I was always of the opinion that aggression, sex drive, and everything that goes along with it was on the man’s part of the table, not the woman’s. As I grew older and witnessed life firsthand from a front-row seat at the great clubs, social events, and parties of the world—I have seen just about everything—I began to realize that women are far stronger than men. Their sex drive makes us look like babies.
Women have one of the great acts of all time. The smart ones act very feminine and needy, but inside they are real killers. The person who came up with the expression ‘the weaker sex’ was either very naïve or had to be kidding. I have seen women manipulate men with just a twitch of their eye—or perhaps another body part.
A supportive partner
It’s essential to be open about your goals with your partner early on, writes the president’s daughter.
Before committing any further, you need to explore your passions and priorities, both personal and professional, and then share them with your partner….I wouldn’t be able to do half of what I do if I didn’t have a husband who cares deeply about me, who celebrates my wins, who has my best interests at heart. If I was married to somebody who, even beneath the surface, didn’t approve of my professional ambitions, resented the fact that I work so hard, or was unsupportive of my goals, virtually everything about my home life and work life would be different.
In the president’s chapter on the prenup, he depicts all women as having suspect motives:

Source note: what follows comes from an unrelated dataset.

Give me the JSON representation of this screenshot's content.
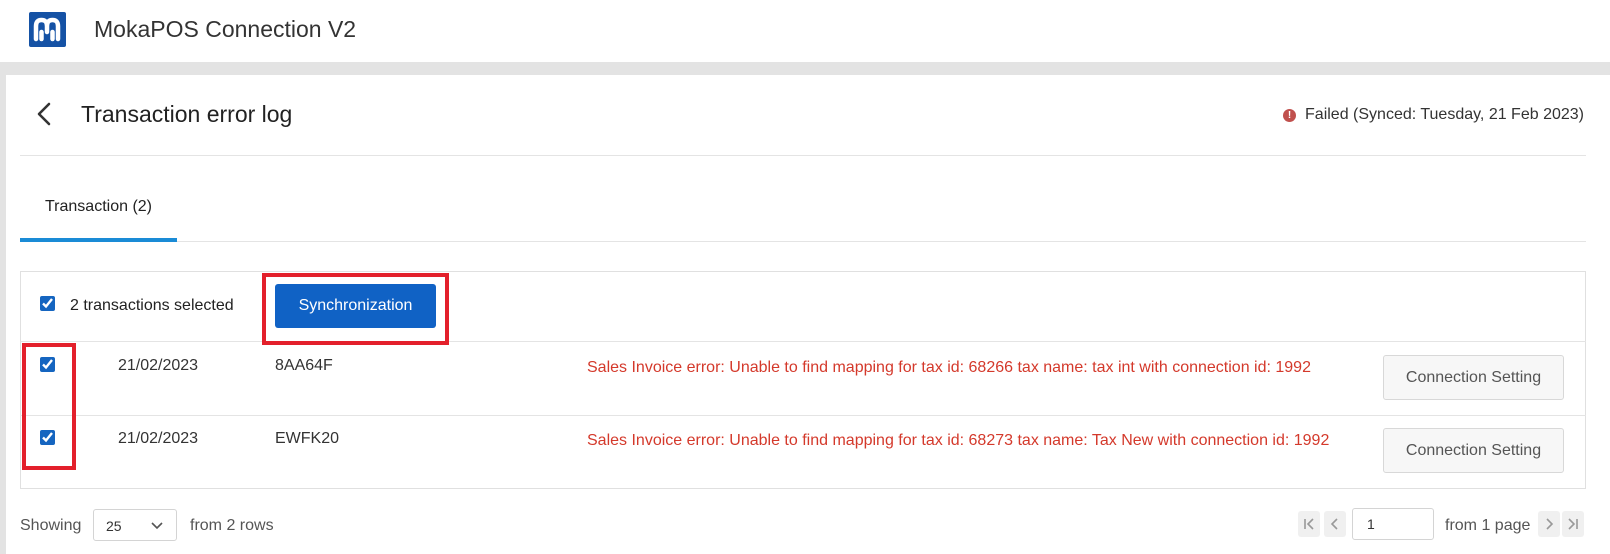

There are basically three types of women and reactions [to a prenup]. One is the good woman who very much loves her future husband, solely for himself, but refuses to sign the agreement on principle. I fully understand this, but the man should take a pass anyway and find someone else. The other is the calculating woman who refuses to sign the prenuptial agreement because she is expecting to take advantage of the poor, unsuspecting sucker she’s got in her grasp. There is also the woman who will openly and quickly sign a prenuptial agreement in order to make a quick hit and take the money given to her.

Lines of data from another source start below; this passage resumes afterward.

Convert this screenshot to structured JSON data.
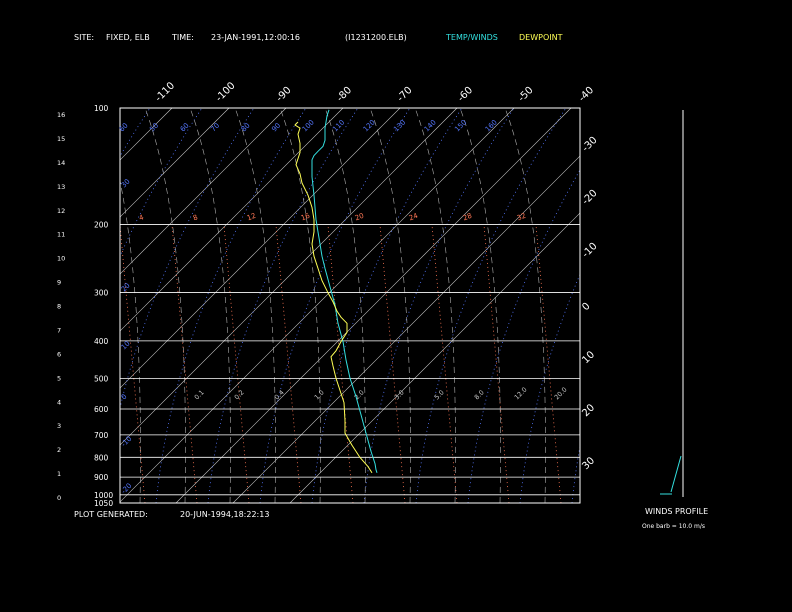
{
  "header": {
    "site_label": "SITE:",
    "site_value": "FIXED, ELB",
    "time_label": "TIME:",
    "time_value": "23-JAN-1991,12:00:16",
    "file_id": "(I1231200.ELB)",
    "legend_temp": "TEMP/WINDS",
    "legend_dew": "DEWPOINT"
  },
  "footer": {
    "generated_label": "PLOT GENERATED:",
    "generated_value": "20-JUN-1994,18:22:13"
  },
  "winds": {
    "title": "WINDS PROFILE",
    "note": "One barb = 10.0 m/s"
  },
  "colors": {
    "temp": "#33e0e0",
    "dew": "#ffff55",
    "isotherm": "#c8c8c8",
    "dry_adiabat": "#5577ff",
    "mixing_ratio": "#ff7755",
    "moist_adiabat": "#b0b0b0",
    "text": "#ffffff"
  },
  "chart_data": {
    "type": "line",
    "y_scale": "log-pressure",
    "pressure_range_mb": [
      1050,
      100
    ],
    "pressure_levels_mb": [
      "100",
      "200",
      "300",
      "400",
      "500",
      "600",
      "700",
      "800",
      "900",
      "1000",
      "1050"
    ],
    "height_ticks_km": [
      "0",
      "1",
      "2",
      "3",
      "4",
      "5",
      "6",
      "7",
      "8",
      "9",
      "10",
      "11",
      "12",
      "13",
      "14",
      "15",
      "16"
    ],
    "isotherm_labels_top": [
      "-110",
      "-100",
      "-90",
      "-80",
      "-70",
      "-60",
      "-50",
      "-40"
    ],
    "isotherm_labels_right": [
      "-30",
      "-20",
      "-10",
      "0",
      "10",
      "20",
      "30"
    ],
    "mixing_ratio_labels": [
      "4",
      "8",
      "12",
      "16",
      "20",
      "24",
      "28",
      "32"
    ],
    "dry_adiabat_labels": [
      "60",
      "50",
      "60",
      "70",
      "80",
      "90",
      "100",
      "110",
      "120",
      "130",
      "140",
      "150",
      "160"
    ],
    "dry_adiabat_left_labels": [
      "30",
      "20",
      "10",
      "0",
      "-10",
      "-20"
    ],
    "mixing_ratio_lower_labels": [
      "0.1",
      "0.2",
      "0.4",
      "1.0",
      "2.0",
      "3.0",
      "5.0",
      "8.0",
      "12.0",
      "20.0"
    ],
    "series": [
      {
        "name": "TEMP/WINDS",
        "points": [
          [
            -61,
            180
          ],
          [
            -63,
            190
          ],
          [
            -64,
            200
          ],
          [
            -65,
            210
          ],
          [
            -65,
            220
          ],
          [
            -65,
            230
          ],
          [
            -67,
            240
          ],
          [
            -72,
            248
          ],
          [
            -76,
            255
          ],
          [
            -78,
            262
          ],
          [
            -78,
            275
          ],
          [
            -78,
            290
          ],
          [
            -77,
            305
          ],
          [
            -76,
            320
          ],
          [
            -75,
            340
          ],
          [
            -74,
            360
          ],
          [
            -72,
            380
          ],
          [
            -70,
            400
          ],
          [
            -68,
            420
          ],
          [
            -65,
            440
          ],
          [
            -60,
            470
          ],
          [
            -55,
            500
          ],
          [
            -52,
            530
          ],
          [
            -47,
            560
          ],
          [
            -44,
            590
          ],
          [
            -40,
            620
          ],
          [
            -34,
            650
          ],
          [
            -29,
            680
          ],
          [
            -24,
            710
          ],
          [
            -19,
            740
          ],
          [
            -15,
            760
          ],
          [
            -14,
            770
          ],
          [
            -13,
            775
          ]
        ]
      },
      {
        "name": "DEWPOINT",
        "points": [
          [
            -92,
            200
          ],
          [
            -95,
            205
          ],
          [
            -90,
            210
          ],
          [
            -92,
            220
          ],
          [
            -90,
            235
          ],
          [
            -90,
            250
          ],
          [
            -92,
            260
          ],
          [
            -94,
            270
          ],
          [
            -90,
            285
          ],
          [
            -88,
            300
          ],
          [
            -82,
            320
          ],
          [
            -78,
            340
          ],
          [
            -76,
            360
          ],
          [
            -76,
            380
          ],
          [
            -78,
            400
          ],
          [
            -76,
            420
          ],
          [
            -72,
            440
          ],
          [
            -68,
            460
          ],
          [
            -62,
            480
          ],
          [
            -57,
            495
          ],
          [
            -53,
            510
          ],
          [
            -49,
            520
          ],
          [
            -43,
            530
          ],
          [
            -43,
            545
          ],
          [
            -49,
            560
          ],
          [
            -54,
            575
          ],
          [
            -59,
            585
          ],
          [
            -57,
            600
          ],
          [
            -54,
            620
          ],
          [
            -50,
            640
          ],
          [
            -46,
            660
          ],
          [
            -45,
            690
          ],
          [
            -45,
            710
          ],
          [
            -38,
            730
          ],
          [
            -30,
            750
          ],
          [
            -22,
            765
          ],
          [
            -18,
            775
          ]
        ]
      }
    ],
    "wind_profile": [
      [
        671,
        492
      ],
      [
        681,
        456
      ]
    ]
  }
}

Once you’re committed, says the president, there’s only one way for women to behave:
For a man to be successful he needs support at home, just like my father had from my mother, not someone who is always griping and bitching. When a man has to endure a woman who is not supportive and complains constantly about his not being home enough or not being attentive enough, he will not be very successful unless he is able to cut the cord.
At the end of the chapter he drives the point home, recalling a conversation with a friend about his employee and his wife:
She always complained he was working too hard and too long and wasn’t devoting enough time or energy to her. Without any further discussion, I looked at John and said, ‘Tell the man to lose the wife. There is no hope for the marriage. Tell him if he stays, he’ll do a lousy job for you.’
It’s true that the president wrote his book 20 years ago, and the country’s social attitudes have changed around him. But the generational difference can’t account for the egregious one-dimensionality of his view of women. These aren’t things he said privately on a hot mic, or under pressure in an interview, or with a finger-twitch of a tweet. He wrote them down (or his ghostwriter Kate Bohner did) and sent them to an editor, and his publisher printed thousands of copies to live on people’s bookshelves for as long as books last.
The point of Ivanka Trump’s book is that women can do just as much as men and can devote themselves fully to more than one aspect of their lives, and that marriages should be equal partnerships. But reading her book together with the president’s, it’s clear that in her father’s worldview, her business aspirations are incompatible with the role of a wife.